Volume VI. The Drama to 1642, Part Two.

VI. Philip Massinger

§ 9. His religious sympathies

The same intellectual courage which made Massinger utter his political opinions without deference to the sentiments of the influential court party was displayed in his dealings with another power whose favour was of the utmost importance to him: he dared to cross the current of one of the most violent prejudices of the public which filled the metropolitan theatres. The church of Rome was regarded by the mass of the English nation as the most dangerous and implacable enemy of their country, and was hated accordingly; the English members of the Roman church were watched suspiciously, being popularly regarded in the light of spies belonging to that hated outlandish power; all Roman Catholic priests had been banished from London by James I, in 1604. The anti-Romish propaganda had also invaded the stage. Thomas Dekker, in his allegorical play The Whore of Babylon, strained all his powers, with the exception of his charming poetical gift, to incense his country men against Rome and Spain; Barnabe Barnes, in his tragedy The Devil’s Charter, which was played before the king, afforded Londoners an insight into all the abominations of the Roman curia, and finally, the delightful spectacle of a vicious and murderous pope in the clutches of the devil; while, in Middleton’s political play A Game at Chesse, Ignatius Loyola, founder of the society of Jesus, is made to speak the prologue and to proclaim his vices and his evil intentions concerning England in the most shameless manner.
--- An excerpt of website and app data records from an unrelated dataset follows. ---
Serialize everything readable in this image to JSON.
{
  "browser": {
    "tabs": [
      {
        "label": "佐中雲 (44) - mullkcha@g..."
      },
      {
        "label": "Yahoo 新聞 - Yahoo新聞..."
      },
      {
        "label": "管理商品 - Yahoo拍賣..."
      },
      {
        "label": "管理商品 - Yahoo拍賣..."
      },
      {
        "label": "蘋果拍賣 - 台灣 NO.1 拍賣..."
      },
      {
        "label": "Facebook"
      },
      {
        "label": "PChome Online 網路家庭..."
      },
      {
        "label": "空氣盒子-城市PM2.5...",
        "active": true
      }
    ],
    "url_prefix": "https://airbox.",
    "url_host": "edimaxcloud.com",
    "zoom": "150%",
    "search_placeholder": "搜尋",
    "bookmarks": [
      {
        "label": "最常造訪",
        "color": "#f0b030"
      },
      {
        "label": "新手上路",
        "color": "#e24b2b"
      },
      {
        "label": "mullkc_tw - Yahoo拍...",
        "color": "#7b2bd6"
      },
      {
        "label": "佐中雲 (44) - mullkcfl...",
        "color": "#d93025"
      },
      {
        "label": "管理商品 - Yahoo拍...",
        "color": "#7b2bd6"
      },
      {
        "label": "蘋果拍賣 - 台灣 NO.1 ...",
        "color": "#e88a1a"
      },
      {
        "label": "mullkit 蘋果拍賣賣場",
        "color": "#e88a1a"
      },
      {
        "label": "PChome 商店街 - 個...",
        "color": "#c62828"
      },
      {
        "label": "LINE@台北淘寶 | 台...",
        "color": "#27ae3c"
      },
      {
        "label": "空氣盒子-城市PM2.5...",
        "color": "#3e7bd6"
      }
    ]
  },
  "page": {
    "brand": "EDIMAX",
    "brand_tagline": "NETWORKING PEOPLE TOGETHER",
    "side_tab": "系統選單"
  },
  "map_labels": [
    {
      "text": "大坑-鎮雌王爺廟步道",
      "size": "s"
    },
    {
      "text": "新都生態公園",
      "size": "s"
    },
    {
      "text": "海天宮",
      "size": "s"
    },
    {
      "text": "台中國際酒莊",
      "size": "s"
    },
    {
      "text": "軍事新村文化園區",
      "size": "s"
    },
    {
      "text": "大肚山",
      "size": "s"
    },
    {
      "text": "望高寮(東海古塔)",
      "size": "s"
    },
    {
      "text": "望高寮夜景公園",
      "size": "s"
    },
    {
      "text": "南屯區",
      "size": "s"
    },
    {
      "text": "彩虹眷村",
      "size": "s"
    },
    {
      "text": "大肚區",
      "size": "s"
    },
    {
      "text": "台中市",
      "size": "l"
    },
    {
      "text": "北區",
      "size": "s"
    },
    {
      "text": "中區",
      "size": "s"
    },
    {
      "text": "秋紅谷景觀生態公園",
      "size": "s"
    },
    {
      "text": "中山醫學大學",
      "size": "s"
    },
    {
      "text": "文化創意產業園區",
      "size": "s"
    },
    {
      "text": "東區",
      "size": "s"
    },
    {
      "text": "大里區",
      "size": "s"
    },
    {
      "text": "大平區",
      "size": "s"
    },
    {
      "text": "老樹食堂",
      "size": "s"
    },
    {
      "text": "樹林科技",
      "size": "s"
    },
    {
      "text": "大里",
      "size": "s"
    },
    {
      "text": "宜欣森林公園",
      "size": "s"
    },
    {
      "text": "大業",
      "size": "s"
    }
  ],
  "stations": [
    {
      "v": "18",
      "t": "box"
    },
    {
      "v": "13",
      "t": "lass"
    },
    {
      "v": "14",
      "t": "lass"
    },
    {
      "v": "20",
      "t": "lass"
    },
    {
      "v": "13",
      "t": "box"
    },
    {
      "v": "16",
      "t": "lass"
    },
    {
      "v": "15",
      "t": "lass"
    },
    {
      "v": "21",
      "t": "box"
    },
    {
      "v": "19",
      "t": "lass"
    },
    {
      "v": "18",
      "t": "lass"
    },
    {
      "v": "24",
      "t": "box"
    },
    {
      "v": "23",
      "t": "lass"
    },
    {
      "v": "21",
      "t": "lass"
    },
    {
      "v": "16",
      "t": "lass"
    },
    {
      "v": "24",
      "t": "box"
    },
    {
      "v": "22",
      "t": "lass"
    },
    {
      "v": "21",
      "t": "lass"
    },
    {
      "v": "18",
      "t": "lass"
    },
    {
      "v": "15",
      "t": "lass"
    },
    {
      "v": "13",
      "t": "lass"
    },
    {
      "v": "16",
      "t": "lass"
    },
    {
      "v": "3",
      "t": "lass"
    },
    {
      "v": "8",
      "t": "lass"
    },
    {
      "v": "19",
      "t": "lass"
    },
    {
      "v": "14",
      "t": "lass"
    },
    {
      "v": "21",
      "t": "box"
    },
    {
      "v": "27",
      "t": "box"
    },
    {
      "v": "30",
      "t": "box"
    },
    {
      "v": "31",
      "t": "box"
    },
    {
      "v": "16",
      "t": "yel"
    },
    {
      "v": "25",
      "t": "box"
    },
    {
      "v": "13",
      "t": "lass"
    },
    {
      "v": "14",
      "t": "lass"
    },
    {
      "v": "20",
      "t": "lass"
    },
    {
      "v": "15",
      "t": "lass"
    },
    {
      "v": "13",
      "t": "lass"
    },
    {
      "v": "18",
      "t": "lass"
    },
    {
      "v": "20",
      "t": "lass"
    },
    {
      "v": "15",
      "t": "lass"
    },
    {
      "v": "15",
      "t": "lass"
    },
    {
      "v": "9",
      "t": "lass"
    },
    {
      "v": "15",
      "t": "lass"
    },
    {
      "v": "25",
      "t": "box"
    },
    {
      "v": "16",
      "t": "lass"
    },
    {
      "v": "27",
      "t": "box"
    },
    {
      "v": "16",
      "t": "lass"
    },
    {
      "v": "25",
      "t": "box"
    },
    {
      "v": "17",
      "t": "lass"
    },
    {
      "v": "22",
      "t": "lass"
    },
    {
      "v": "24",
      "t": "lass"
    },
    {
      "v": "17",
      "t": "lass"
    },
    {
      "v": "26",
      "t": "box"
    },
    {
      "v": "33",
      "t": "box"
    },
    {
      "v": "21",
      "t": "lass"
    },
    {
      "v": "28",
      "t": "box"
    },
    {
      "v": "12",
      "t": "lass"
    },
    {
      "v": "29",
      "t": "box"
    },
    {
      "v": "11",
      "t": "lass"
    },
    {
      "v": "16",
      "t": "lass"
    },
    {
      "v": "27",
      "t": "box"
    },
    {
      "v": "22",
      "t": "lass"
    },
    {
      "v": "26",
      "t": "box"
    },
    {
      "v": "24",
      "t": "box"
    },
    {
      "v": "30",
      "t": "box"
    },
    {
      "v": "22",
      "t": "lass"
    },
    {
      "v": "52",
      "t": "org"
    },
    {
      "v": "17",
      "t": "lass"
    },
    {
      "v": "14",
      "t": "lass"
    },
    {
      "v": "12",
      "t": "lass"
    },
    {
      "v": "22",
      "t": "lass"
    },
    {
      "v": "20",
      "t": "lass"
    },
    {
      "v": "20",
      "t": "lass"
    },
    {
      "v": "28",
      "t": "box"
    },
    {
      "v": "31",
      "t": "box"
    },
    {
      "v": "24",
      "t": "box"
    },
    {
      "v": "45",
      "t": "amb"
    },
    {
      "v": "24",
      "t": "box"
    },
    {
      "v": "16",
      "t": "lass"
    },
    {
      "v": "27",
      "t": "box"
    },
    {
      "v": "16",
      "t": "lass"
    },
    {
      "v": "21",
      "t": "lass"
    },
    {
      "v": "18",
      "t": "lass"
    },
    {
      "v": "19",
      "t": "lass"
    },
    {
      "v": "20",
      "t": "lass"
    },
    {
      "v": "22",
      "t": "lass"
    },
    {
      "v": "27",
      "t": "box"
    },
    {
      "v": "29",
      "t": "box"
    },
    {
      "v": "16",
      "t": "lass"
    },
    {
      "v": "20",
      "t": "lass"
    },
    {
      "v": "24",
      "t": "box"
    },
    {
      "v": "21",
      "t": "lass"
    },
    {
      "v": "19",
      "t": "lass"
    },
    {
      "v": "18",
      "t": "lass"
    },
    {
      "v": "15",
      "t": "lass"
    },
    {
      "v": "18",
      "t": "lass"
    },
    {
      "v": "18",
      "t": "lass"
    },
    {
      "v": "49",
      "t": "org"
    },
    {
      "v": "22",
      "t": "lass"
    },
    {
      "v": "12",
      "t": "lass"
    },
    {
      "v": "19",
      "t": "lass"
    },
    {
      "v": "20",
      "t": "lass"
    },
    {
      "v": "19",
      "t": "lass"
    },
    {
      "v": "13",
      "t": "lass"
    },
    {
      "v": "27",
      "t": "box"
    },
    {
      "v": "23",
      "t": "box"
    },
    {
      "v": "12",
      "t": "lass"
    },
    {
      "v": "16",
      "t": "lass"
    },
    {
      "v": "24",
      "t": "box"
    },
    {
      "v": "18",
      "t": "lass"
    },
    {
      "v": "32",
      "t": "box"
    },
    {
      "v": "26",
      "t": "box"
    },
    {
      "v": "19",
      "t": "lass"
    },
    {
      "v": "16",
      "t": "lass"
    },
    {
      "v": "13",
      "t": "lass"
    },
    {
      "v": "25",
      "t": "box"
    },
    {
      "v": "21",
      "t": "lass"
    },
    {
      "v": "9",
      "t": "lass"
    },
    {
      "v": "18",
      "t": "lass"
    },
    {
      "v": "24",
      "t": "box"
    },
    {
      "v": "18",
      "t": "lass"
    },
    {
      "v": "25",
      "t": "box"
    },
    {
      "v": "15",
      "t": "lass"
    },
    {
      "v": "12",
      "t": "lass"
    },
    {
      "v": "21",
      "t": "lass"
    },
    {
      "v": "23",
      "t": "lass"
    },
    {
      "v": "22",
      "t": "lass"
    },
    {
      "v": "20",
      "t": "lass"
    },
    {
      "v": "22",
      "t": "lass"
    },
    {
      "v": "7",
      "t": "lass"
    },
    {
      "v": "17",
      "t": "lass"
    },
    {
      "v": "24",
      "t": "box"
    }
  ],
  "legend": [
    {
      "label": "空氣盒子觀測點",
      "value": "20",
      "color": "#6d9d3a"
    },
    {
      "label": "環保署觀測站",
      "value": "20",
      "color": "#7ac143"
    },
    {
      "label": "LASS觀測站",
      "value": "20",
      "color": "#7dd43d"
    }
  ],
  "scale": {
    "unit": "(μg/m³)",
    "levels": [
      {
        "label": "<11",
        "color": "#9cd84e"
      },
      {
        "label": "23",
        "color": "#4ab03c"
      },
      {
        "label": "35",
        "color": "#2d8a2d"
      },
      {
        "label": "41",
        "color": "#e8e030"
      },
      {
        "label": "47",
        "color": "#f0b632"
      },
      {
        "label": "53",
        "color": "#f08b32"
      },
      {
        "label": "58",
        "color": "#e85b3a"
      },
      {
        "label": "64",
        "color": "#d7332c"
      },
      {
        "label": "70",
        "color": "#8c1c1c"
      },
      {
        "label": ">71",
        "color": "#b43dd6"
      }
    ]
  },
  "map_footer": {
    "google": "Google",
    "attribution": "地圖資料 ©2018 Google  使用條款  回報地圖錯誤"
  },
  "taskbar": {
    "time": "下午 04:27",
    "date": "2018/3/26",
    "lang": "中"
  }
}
In view of this inveterate hostility, which formed an integral part of the religious and political persuasions of most Englishmen, it needed great strength and independence of mind to write and publish a drama like Massinger’s The Renegado. In this play a priest of the church of Rome acts as the friend and leader of all the characters for whom the sympathy of the audience is engaged; in all their difficulties, they appeal to him with a confidence which is justified by his saving them from destruction. And this benefactor is not only a priest but also a member of that brotherhood whom protestants thought they had especial reasons to fear and to hate—a Jesuit.

We do not know whether Massinger, who had been daptised according to the rite of the Anglican communion, ever publicly conformed to the church of Rome: the supposition that he became a Roman Catholic at Oxford and, in consequence of this step, lost the protection of the earl of Pembroke, is nothing more than a guess. But it cannot be doubted that he repeatedly showed a marked predilection for the religious observances of the papal church. One of his noblest women, the virgin Camiola, heroine of the fascinating drama The Maid of Honour, being afflicted by the discovery of the faithlessness of her lover, resolves to take the veil—a harmonious climax to her devoted life, in adopting which Massinger departed from his well known source, a novel in Painter’s Palace of Pleasure. The saintly Dorothea, whose martyrdom is the subject of the tragedy The Virgin Martir, is, it is true, a daughter of the primitive church, to whose glorification even the anti-Popish Dekker did not object.